To do: A single number is expected: the count of lines in the records below that contain "icon".

Extracted information:
________________________

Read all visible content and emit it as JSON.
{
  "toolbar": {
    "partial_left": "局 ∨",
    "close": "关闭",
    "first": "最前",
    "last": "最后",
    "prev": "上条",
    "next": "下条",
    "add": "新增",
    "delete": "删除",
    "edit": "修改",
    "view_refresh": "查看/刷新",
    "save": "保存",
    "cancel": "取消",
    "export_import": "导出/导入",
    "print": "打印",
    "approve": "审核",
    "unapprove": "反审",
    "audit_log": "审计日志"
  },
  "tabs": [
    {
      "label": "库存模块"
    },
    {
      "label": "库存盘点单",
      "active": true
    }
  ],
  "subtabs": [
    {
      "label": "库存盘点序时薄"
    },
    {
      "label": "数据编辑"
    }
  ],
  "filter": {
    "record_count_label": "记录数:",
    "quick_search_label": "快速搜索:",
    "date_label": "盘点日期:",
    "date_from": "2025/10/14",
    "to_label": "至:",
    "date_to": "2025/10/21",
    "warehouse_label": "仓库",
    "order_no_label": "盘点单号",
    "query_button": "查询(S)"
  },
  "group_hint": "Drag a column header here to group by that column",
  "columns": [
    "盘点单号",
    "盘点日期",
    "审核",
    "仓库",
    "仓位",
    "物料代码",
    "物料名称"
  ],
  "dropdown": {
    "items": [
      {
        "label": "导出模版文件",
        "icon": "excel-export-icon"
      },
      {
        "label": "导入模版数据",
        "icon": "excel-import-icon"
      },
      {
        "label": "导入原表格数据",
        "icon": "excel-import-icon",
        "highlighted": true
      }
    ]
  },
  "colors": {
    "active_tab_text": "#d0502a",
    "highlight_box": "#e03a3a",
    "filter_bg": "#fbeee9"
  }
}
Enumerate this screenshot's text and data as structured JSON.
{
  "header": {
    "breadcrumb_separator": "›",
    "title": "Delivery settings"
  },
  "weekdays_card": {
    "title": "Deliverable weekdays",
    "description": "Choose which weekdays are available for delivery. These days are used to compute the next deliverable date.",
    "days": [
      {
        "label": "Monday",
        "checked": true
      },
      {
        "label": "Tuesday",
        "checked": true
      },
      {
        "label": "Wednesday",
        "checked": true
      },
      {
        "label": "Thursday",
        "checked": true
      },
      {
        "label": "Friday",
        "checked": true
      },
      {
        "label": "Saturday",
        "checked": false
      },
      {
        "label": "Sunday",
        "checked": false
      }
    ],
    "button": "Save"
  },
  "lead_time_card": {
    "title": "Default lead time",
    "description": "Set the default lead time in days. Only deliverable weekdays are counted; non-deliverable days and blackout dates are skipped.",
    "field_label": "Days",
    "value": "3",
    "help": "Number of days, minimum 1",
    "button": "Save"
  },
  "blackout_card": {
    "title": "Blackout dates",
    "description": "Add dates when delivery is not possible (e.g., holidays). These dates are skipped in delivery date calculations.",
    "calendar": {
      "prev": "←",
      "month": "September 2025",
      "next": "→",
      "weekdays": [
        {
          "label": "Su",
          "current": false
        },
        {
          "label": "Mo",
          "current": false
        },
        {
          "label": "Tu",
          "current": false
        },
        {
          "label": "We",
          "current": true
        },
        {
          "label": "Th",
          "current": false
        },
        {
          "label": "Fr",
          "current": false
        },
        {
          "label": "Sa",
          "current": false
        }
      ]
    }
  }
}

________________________

Task answer: 3